INPUT RECORDS -
══════════
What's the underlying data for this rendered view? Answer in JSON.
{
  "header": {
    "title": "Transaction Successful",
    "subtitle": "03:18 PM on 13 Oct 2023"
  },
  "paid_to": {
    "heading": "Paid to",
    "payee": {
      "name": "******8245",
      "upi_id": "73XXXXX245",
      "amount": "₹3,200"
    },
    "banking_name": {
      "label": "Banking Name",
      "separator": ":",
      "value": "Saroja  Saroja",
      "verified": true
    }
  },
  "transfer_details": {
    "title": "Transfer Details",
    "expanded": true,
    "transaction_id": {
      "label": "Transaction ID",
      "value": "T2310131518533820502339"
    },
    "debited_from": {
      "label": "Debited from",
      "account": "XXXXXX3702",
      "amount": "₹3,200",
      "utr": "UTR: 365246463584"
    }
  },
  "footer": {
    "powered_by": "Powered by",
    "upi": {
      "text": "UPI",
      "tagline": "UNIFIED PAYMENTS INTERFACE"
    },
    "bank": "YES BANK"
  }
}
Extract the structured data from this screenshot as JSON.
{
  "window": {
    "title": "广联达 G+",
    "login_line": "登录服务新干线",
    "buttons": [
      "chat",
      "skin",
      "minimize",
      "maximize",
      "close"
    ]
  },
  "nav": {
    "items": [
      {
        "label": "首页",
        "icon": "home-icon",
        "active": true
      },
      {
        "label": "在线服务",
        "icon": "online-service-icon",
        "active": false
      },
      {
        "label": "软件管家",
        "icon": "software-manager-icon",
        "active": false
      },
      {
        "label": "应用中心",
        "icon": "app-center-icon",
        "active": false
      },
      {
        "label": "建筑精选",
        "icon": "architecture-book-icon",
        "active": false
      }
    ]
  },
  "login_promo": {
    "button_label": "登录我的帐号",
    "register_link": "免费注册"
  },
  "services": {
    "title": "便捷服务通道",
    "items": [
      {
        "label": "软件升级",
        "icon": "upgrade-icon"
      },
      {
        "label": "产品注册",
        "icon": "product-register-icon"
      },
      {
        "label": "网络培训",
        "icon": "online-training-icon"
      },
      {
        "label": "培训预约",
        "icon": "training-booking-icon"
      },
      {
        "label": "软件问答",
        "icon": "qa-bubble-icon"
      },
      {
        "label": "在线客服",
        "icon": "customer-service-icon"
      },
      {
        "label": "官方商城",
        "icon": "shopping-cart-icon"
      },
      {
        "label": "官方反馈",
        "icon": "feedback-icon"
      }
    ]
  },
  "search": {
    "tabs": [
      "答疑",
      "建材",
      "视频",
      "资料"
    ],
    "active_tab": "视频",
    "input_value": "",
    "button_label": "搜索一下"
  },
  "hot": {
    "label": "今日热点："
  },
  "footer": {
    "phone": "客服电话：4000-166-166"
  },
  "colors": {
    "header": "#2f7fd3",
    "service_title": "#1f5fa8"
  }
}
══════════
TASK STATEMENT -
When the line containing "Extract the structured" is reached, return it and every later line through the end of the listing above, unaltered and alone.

OUTPUT FOR THIS EXERCISE -
Extract the structured data from this screenshot as JSON.
{
  "window": {
    "title": "广联达 G+",
    "login_line": "登录服务新干线",
    "buttons": [
      "chat",
      "skin",
      "minimize",
      "maximize",
      "close"
    ]
  },
  "nav": {
    "items": [
      {
        "label": "首页",
        "icon": "home-icon",
        "active": true
      },
      {
        "label": "在线服务",
        "icon": "online-service-icon",
        "active": false
      },
      {
        "label": "软件管家",
        "icon": "software-manager-icon",
        "active": false
      },
      {
        "label": "应用中心",
        "icon": "app-center-icon",
        "active": false
      },
      {
        "label": "建筑精选",
        "icon": "architecture-book-icon",
        "active": false
      }
    ]
  },
  "login_promo": {
    "button_label": "登录我的帐号",
    "register_link": "免费注册"
  },
  "services": {
    "title": "便捷服务通道",
    "items": [
      {
        "label": "软件升级",
        "icon": "upgrade-icon"
      },
      {
        "label": "产品注册",
        "icon": "product-register-icon"
      },
      {
        "label": "网络培训",
        "icon": "online-training-icon"
      },
      {
        "label": "培训预约",
        "icon": "training-booking-icon"
      },
      {
        "label": "软件问答",
        "icon": "qa-bubble-icon"
      },
      {
        "label": "在线客服",
        "icon": "customer-service-icon"
      },
      {
        "label": "官方商城",
        "icon": "shopping-cart-icon"
      },
      {
        "label": "官方反馈",
        "icon": "feedback-icon"
      }
    ]
  },
  "search": {
    "tabs": [
      "答疑",
      "建材",
      "视频",
      "资料"
    ],
    "active_tab": "视频",
    "input_value": "",
    "button_label": "搜索一下"
  },
  "hot": {
    "label": "今日热点："
  },
  "footer": {
    "phone": "客服电话：4000-166-166"
  },
  "colors": {
    "header": "#2f7fd3",
    "service_title": "#1f5fa8"
  }
}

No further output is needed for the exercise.